Cybercrime cost businesses and governments over $1 trillion in 2020, according to security software company McAfee. When we speak of cybercrime, we refer to damage to digital assets – computer files. Cybercrime is quickly moving from the digital world to the physical world.
Our Connected World
Over the past few years, more and more “things” are being connected. Smartphones are connected to the newly-minted smart home via light bulbs and appliances. Factories are adding internet connected parts and machinery. Cars are increasingly run by software. The COVID pandemic is accelerating the trend as people work at home and gain access to physical assets (and not just files) from factories that until recently were “air-gapped” (not connected to networks).
Imagine this scenario: a factory manager has access to a boiler from his home office. He ignores IT cybersecurity rules and a hacker gains access to his laptop. The hacker can theoretically raise the temperature of the boiler and cause damage to physical assets and people.
The Dangers of Hacking the Physical World
Criminal hackers are well aware of the new frontier of physical world hacking. The general public is not. The goal of this article is to inform you of what to expect in the coming years. Cybercrime is dangerous enough today. Adding the element of harming people and “stuff” takes cybercrime to a whole new level. I hope society is ready for the wave that is coming.
Let’s take a quick look at the future of cybercrime.
Imagine hackers capable of distracting drivers. It is enough to generate flashing lights on the dashboard in order to wreak havoc. How about changing code on the software that runs your brakes? Cars are especially vulnerable for two reasons –
1. Cars move fast and can harm drivers, passengers and pedestrians
2. It is not easy to update the software or operating system of a car
The roads are dangerous enough without the added risk of hacking. Furthermore, unlike your phone or laptop, it is not easy to update a car’s software. On our personal devices, it just takes a few clicks in order to fix a vulnerability. For a car, today this translates into a recall – bringing an entire fleet of cars into the shop for updating. Eventually, automotive software and operating systems will be updated while you are not driving.
By definition, factories have physical assets. Increasing or decreasing the temperature of any physical asset can cause harm to other items and to people. Starting up a factory production line can take hours or days. It is enough for a hacker to pause or cease production in order to caused millions of dollars of damage. As mentioned above, the COVID pandemic has opened the door to remote access to many factory production floors. Remote access to factories increases the “attack surface” for cybercriminals.

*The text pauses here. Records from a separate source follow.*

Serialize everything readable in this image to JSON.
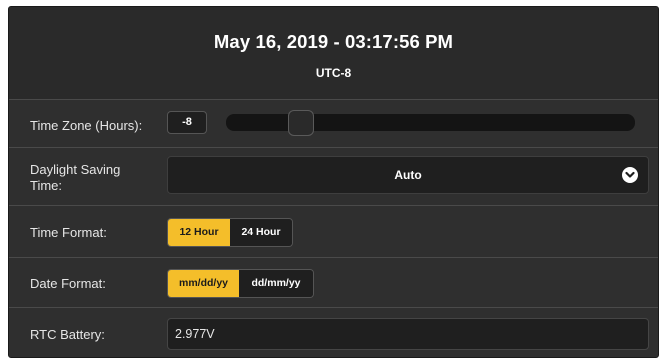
{
  "header": {
    "datetime": "May 16, 2019 - 03:17:56 PM",
    "utc_offset": "UTC-8"
  },
  "time_zone": {
    "label": "Time Zone (Hours):",
    "value": "-8",
    "slider_fraction": 0.125
  },
  "daylight_saving": {
    "label_line1": "Daylight Saving",
    "label_line2": "Time:",
    "selected": "Auto",
    "icon": "chevron-down-icon"
  },
  "time_format": {
    "label": "Time Format:",
    "options": [
      "12 Hour",
      "24 Hour"
    ],
    "selected": "12 Hour"
  },
  "date_format": {
    "label": "Date Format:",
    "options": [
      "mm/dd/yy",
      "dd/mm/yy"
    ],
    "selected": "mm/dd/yy"
  },
  "rtc_battery": {
    "label": "RTC Battery:",
    "value": "2.977V"
  },
  "colors": {
    "panel_bg": "#2f2f2f",
    "accent": "#f4be2a",
    "control_bg": "#1f1f1f"
  }
}
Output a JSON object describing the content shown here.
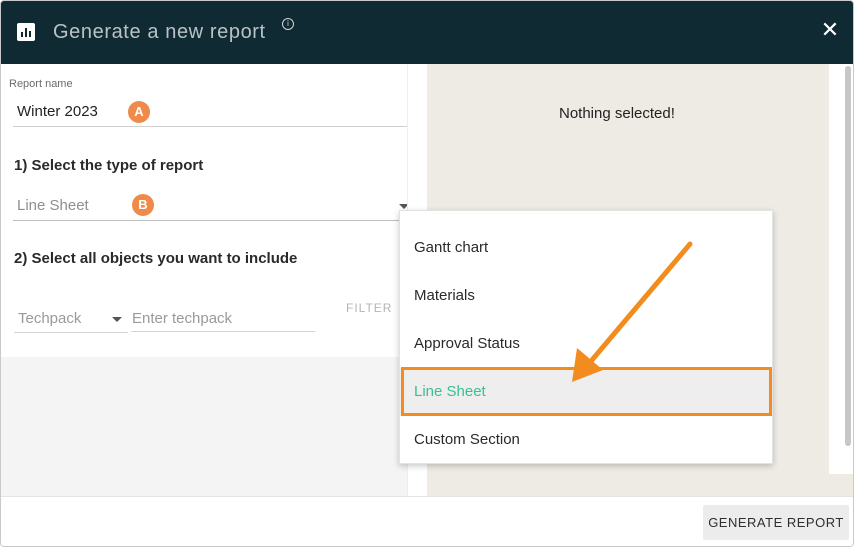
{
  "header": {
    "title": "Generate a new report",
    "info_glyph": "i",
    "close_glyph": "✕",
    "icon": "bar-chart-icon",
    "background": "#0f2a33"
  },
  "form": {
    "report_name_label": "Report name",
    "report_name_value": "Winter 2023",
    "marker_a": "A",
    "step1_heading": "1) Select the type of report",
    "report_type_value": "Line Sheet",
    "marker_b": "B",
    "step2_heading": "2) Select all objects you want to include",
    "object_type_value": "Techpack",
    "object_input_placeholder": "Enter techpack",
    "filter_label": "FILTER",
    "marker_color": "#f08a4b"
  },
  "preview": {
    "empty_text": "Nothing selected!"
  },
  "dropdown": {
    "options": [
      "Gantt chart",
      "Materials",
      "Approval Status",
      "Line Sheet",
      "Custom Section"
    ],
    "selected": "Line Sheet",
    "selected_color": "#3cbf8f",
    "highlight_color": "#f28c1e"
  },
  "footer": {
    "generate_label": "GENERATE REPORT"
  }
}
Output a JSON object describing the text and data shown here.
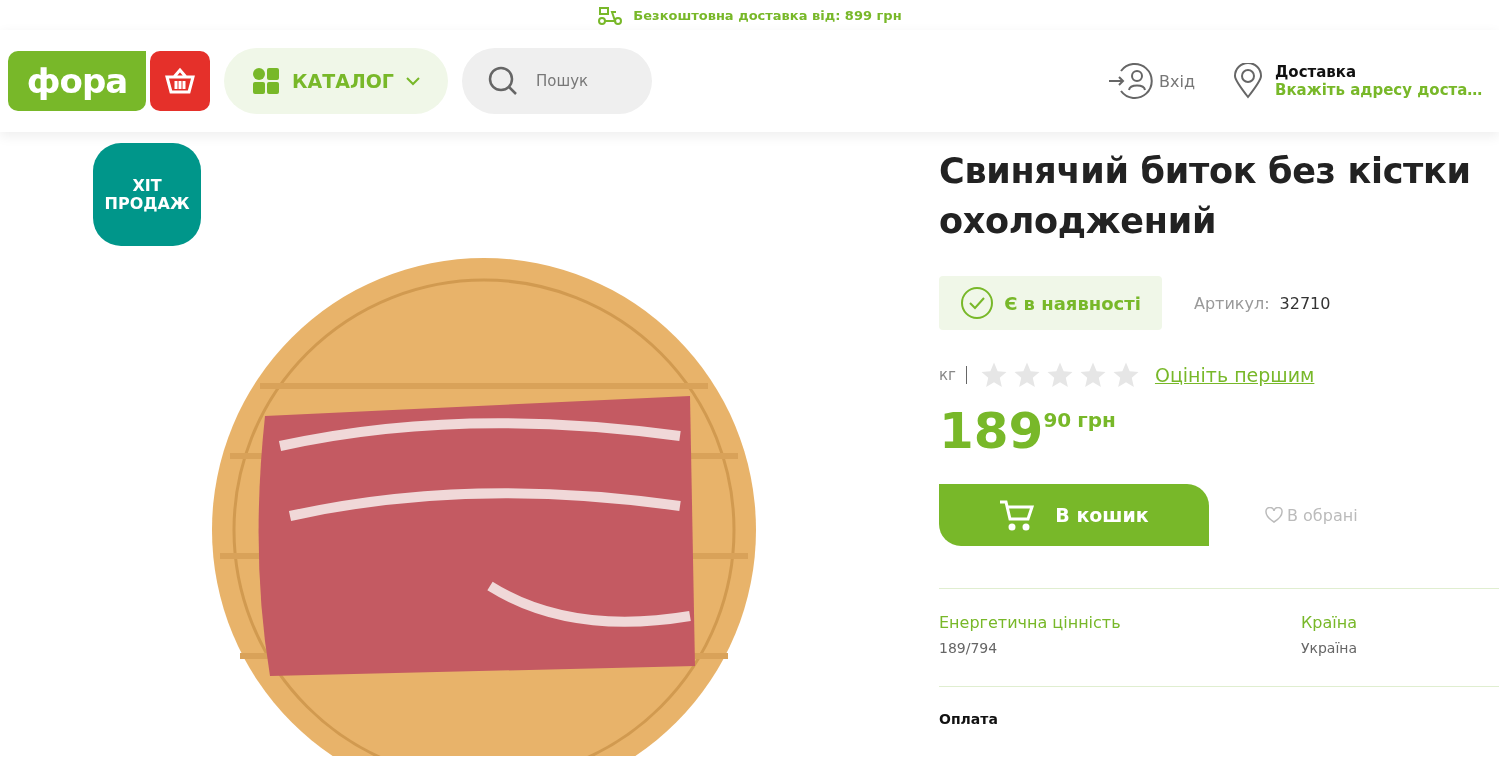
{
  "promo_bar": {
    "text": "Безкоштовна доставка від: 899 грн"
  },
  "header": {
    "logo": "фора",
    "catalog": "КАТАЛОГ",
    "search": {
      "placeholder": "Пошук"
    },
    "login": "Вхід",
    "delivery": {
      "title": "Доставка",
      "address": "Вкажіть адресу доста…"
    }
  },
  "badge": "ХІТ ПРОДАЖ",
  "product": {
    "title": "Свинячий биток без кістки охолоджений",
    "availability": "Є в наявності",
    "article_label": "Артикул:",
    "article": "32710",
    "unit": "кг",
    "stars": 0,
    "rate_link": "Оцініть першим",
    "price_main": "189",
    "price_cents": "90",
    "currency": "грн",
    "cart_button": "В кошик",
    "favorite": "В обрані"
  },
  "specs": [
    {
      "label": "Енергетична цінність",
      "value": "189/794"
    },
    {
      "label": "Країна",
      "value": "Україна"
    }
  ],
  "section_title": "Оплата"
}
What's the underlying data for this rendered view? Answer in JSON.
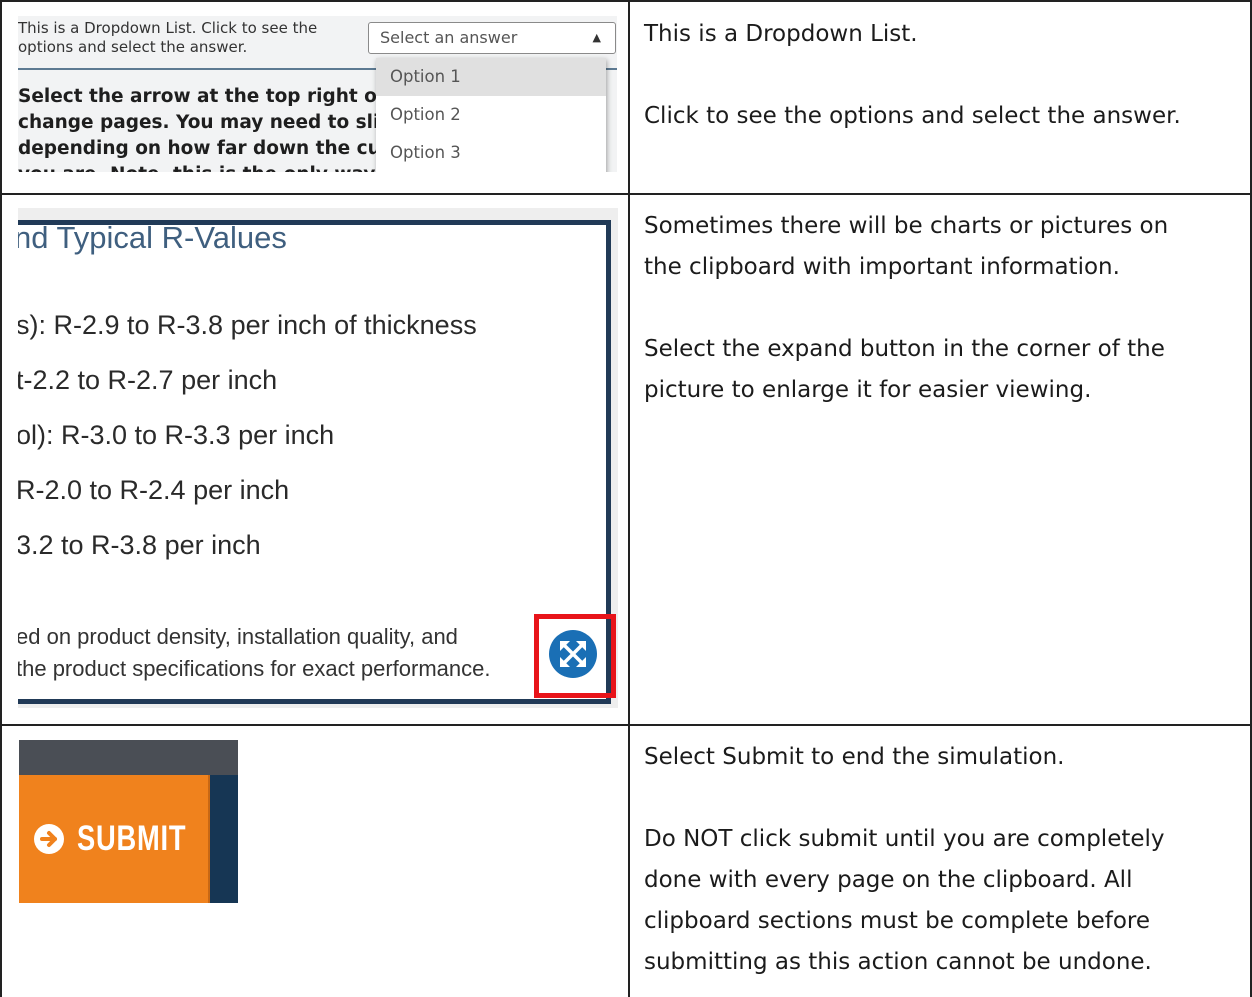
{
  "rows": [
    {
      "description": [
        "This is a Dropdown List.",
        "Click to see the options and select the answer."
      ],
      "screenshot": {
        "instruction_lines": [
          "This is a Dropdown List. Click to see the",
          "options and select the answer."
        ],
        "select_placeholder": "Select an answer",
        "options": [
          "Option 1",
          "Option 2",
          "Option 3"
        ],
        "body_lines": [
          "Select the arrow at the top right of",
          "change pages. You may need to sli",
          "depending on how far down the cu",
          "you are. Note, this is the only way t"
        ]
      }
    },
    {
      "description": [
        "Sometimes there will be charts or pictures on",
        "the clipboard with important information.",
        "Select the expand button in the corner of the",
        "picture to enlarge it for easier viewing."
      ],
      "screenshot": {
        "heading": "nd Typical R-Values",
        "lines": [
          "s): R-2.9 to R-3.8 per inch of thickness",
          "t-2.2 to R-2.7 per inch",
          "ol): R-3.0 to R-3.3 per inch",
          "R-2.0 to R-2.4 per inch",
          "3.2 to R-3.8 per inch"
        ],
        "footer_lines": [
          "ed on product density, installation quality, and",
          "the product specifications for exact performance."
        ],
        "highlight_color": "#e8141a",
        "button_color": "#1a6fb5"
      }
    },
    {
      "description": [
        "Select Submit to end the simulation.",
        "Do NOT click submit until you are completely",
        "done with every page on the clipboard. All",
        "clipboard sections must be complete before",
        "submitting as this action cannot be undone."
      ],
      "screenshot": {
        "button_label": "SUBMIT",
        "button_color": "#f0821d"
      }
    }
  ]
}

Use your imagination. Start with “slowing down production of pills” and move onto “changing ingredients”.
Boats and Airplanes
Similar to automotive, boats and airplanes are accident prone. The good news is that the airline industry has been updating software for decades as airplanes don’t go home with the pilots; they are parked in hangars where experienced technicians can fix vulnerabilities.
Everything you order or buy is a part of the world’s supply chain. Disrupting the supply chain can be dangerous. If cybercriminals hack a shipping company, it can slow down supply – everything from jeans to medicine will arrive late to homes and stores.
Hacking the Material World
There are many advantages to our interconnected world. Our smartphones have replaced alarm clocks, calculators, navigation systems, notebooks and so much more. We can do things that were unimaginable just two decades ago. This new amazing frontier comes with risks. We need to protect our digital privacy and decide what we divulge on social media. We are responsible for keeping our mobile devices and laptops secure.
Most of us see the connected world in a positive light. A small minority sees things differently. Let’s hope the cyber police stay ahead of the cybercriminals.